→ **What to do**
Could the data below be printed out exactly, with the pictures left out?

[[ Excerpted records open ]]

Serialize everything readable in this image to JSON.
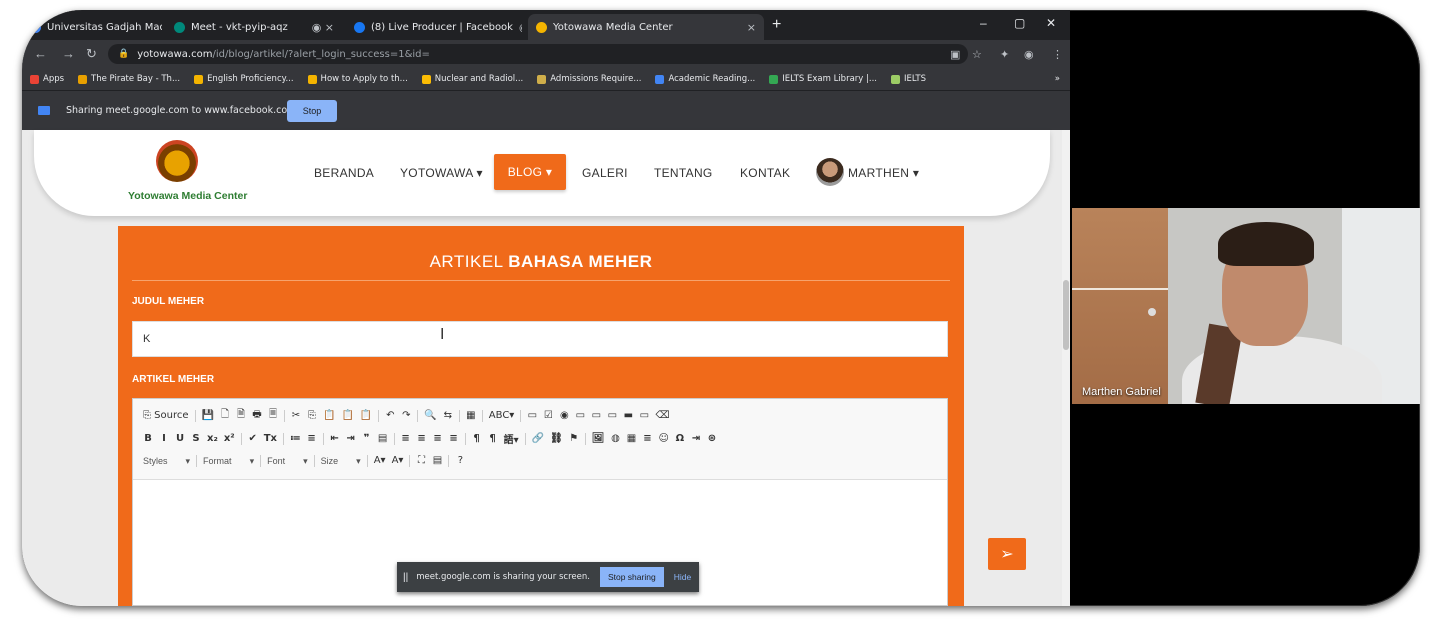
{
  "browser": {
    "tabs": [
      {
        "label": "Universitas Gadjah Mada - Calen",
        "favicon_color": "#4285f4"
      },
      {
        "label": "Meet - vkt-pyip-aqz",
        "favicon_color": "#00897b"
      },
      {
        "label": "(8) Live Producer | Facebook",
        "favicon_color": "#1877f2"
      },
      {
        "label": "Yotowawa Media Center",
        "favicon_color": "#f4b400"
      }
    ],
    "new_tab": "+",
    "url_host": "yotowawa.com",
    "url_path": "/id/blog/artikel/?alert_login_success=1&id=",
    "bookmarks": [
      {
        "label": "Apps",
        "color": "#ea4335"
      },
      {
        "label": "The Pirate Bay - Th...",
        "color": "#e8a000"
      },
      {
        "label": "English Proficiency...",
        "color": "#f4b400"
      },
      {
        "label": "How to Apply to th...",
        "color": "#f4b400"
      },
      {
        "label": "Nuclear and Radiol...",
        "color": "#fbbc04"
      },
      {
        "label": "Admissions Require...",
        "color": "#cfae4a"
      },
      {
        "label": "Academic Reading...",
        "color": "#4285f4"
      },
      {
        "label": "IELTS Exam Library |...",
        "color": "#34a853"
      },
      {
        "label": "IELTS",
        "color": "#9ccc65"
      }
    ],
    "sharing_message": "Sharing meet.google.com to www.facebook.com",
    "sharing_stop": "Stop"
  },
  "site": {
    "logo_text": "Yotowawa Media Center",
    "nav": {
      "beranda": "BERANDA",
      "yotowawa": "YOTOWAWA ▾",
      "blog": "BLOG ▾",
      "galeri": "GALERI",
      "tentang": "TENTANG",
      "kontak": "KONTAK",
      "user": "MARTHEN ▾"
    },
    "form": {
      "title_prefix": "ARTIKEL ",
      "title_bold": "BAHASA MEHER",
      "judul_label": "JUDUL MEHER",
      "judul_value": "K",
      "artikel_label": "ARTIKEL MEHER",
      "toolbar_row1": [
        "⎘ Source",
        "|",
        "💾",
        "🗋",
        "🗎",
        "🖶",
        "🗏",
        "|",
        "✂",
        "⎘",
        "📋",
        "📋",
        "📋",
        "|",
        "↶",
        "↷",
        "|",
        "🔍",
        "⇆",
        "|",
        "▦",
        "|",
        "ABC▾",
        "|",
        "▭",
        "☑",
        "◉",
        "▭",
        "▭",
        "▭",
        "▬",
        "▭",
        "⌫"
      ],
      "toolbar_row2": [
        "B",
        "I",
        "U",
        "S",
        "x₂",
        "x²",
        "|",
        "✔",
        "Tx",
        "|",
        "≔",
        "≡",
        "|",
        "⇤",
        "⇥",
        "❞",
        "▤",
        "|",
        "≡",
        "≡",
        "≡",
        "≡",
        "|",
        "¶",
        "¶",
        "語▾",
        "|",
        "🔗",
        "⛓",
        "⚑",
        "|",
        "🖼",
        "◍",
        "▦",
        "≡",
        "☺",
        "Ω",
        "⇥",
        "⊛"
      ],
      "toolbar_row3": {
        "styles": "Styles",
        "format": "Format",
        "font": "Font",
        "size": "Size",
        "extra": [
          "A▾",
          "A▾",
          "|",
          "⛶",
          "▤",
          "|",
          "?"
        ]
      }
    }
  },
  "meet_share": {
    "message": "meet.google.com is sharing your screen.",
    "stop": "Stop sharing",
    "hide": "Hide"
  },
  "video": {
    "participant_name": "Marthen Gabriel"
  },
  "colors": {
    "accent": "#f06a1a",
    "chrome_dark": "#202124",
    "chrome_bar": "#35363a",
    "meet_blue": "#8ab4f8"
  },
  "icons": {
    "send": "paper-plane-icon",
    "lock": "lock-icon",
    "reload": "reload-icon"
  }
}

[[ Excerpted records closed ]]

→ **Exercise result**
Serialize everything readable in this image to JSON.
{
  "browser": {
    "tabs": [
      {
        "label": "Universitas Gadjah Mada - Calen",
        "favicon_color": "#4285f4"
      },
      {
        "label": "Meet - vkt-pyip-aqz",
        "favicon_color": "#00897b"
      },
      {
        "label": "(8) Live Producer | Facebook",
        "favicon_color": "#1877f2"
      },
      {
        "label": "Yotowawa Media Center",
        "favicon_color": "#f4b400"
      }
    ],
    "new_tab": "+",
    "url_host": "yotowawa.com",
    "url_path": "/id/blog/artikel/?alert_login_success=1&id=",
    "bookmarks": [
      {
        "label": "Apps",
        "color": "#ea4335"
      },
      {
        "label": "The Pirate Bay - Th...",
        "color": "#e8a000"
      },
      {
        "label": "English Proficiency...",
        "color": "#f4b400"
      },
      {
        "label": "How to Apply to th...",
        "color": "#f4b400"
      },
      {
        "label": "Nuclear and Radiol...",
        "color": "#fbbc04"
      },
      {
        "label": "Admissions Require...",
        "color": "#cfae4a"
      },
      {
        "label": "Academic Reading...",
        "color": "#4285f4"
      },
      {
        "label": "IELTS Exam Library |...",
        "color": "#34a853"
      },
      {
        "label": "IELTS",
        "color": "#9ccc65"
      }
    ],
    "sharing_message": "Sharing meet.google.com to www.facebook.com",
    "sharing_stop": "Stop"
  },
  "site": {
    "logo_text": "Yotowawa Media Center",
    "nav": {
      "beranda": "BERANDA",
      "yotowawa": "YOTOWAWA ▾",
      "blog": "BLOG ▾",
      "galeri": "GALERI",
      "tentang": "TENTANG",
      "kontak": "KONTAK",
      "user": "MARTHEN ▾"
    },
    "form": {
      "title_prefix": "ARTIKEL ",
      "title_bold": "BAHASA MEHER",
      "judul_label": "JUDUL MEHER",
      "judul_value": "K",
      "artikel_label": "ARTIKEL MEHER",
      "toolbar_row1": [
        "⎘ Source",
        "|",
        "💾",
        "🗋",
        "🗎",
        "🖶",
        "🗏",
        "|",
        "✂",
        "⎘",
        "📋",
        "📋",
        "📋",
        "|",
        "↶",
        "↷",
        "|",
        "🔍",
        "⇆",
        "|",
        "▦",
        "|",
        "ABC▾",
        "|",
        "▭",
        "☑",
        "◉",
        "▭",
        "▭",
        "▭",
        "▬",
        "▭",
        "⌫"
      ],
      "toolbar_row2": [
        "B",
        "I",
        "U",
        "S",
        "x₂",
        "x²",
        "|",
        "✔",
        "Tx",
        "|",
        "≔",
        "≡",
        "|",
        "⇤",
        "⇥",
        "❞",
        "▤",
        "|",
        "≡",
        "≡",
        "≡",
        "≡",
        "|",
        "¶",
        "¶",
        "語▾",
        "|",
        "🔗",
        "⛓",
        "⚑",
        "|",
        "🖼",
        "◍",
        "▦",
        "≡",
        "☺",
        "Ω",
        "⇥",
        "⊛"
      ],
      "toolbar_row3": {
        "styles": "Styles",
        "format": "Format",
        "font": "Font",
        "size": "Size",
        "extra": [
          "A▾",
          "A▾",
          "|",
          "⛶",
          "▤",
          "|",
          "?"
        ]
      }
    }
  },
  "meet_share": {
    "message": "meet.google.com is sharing your screen.",
    "stop": "Stop sharing",
    "hide": "Hide"
  },
  "video": {
    "participant_name": "Marthen Gabriel"
  },
  "colors": {
    "accent": "#f06a1a",
    "chrome_dark": "#202124",
    "chrome_bar": "#35363a",
    "meet_blue": "#8ab4f8"
  },
  "icons": {
    "send": "paper-plane-icon",
    "lock": "lock-icon",
    "reload": "reload-icon"
  }
}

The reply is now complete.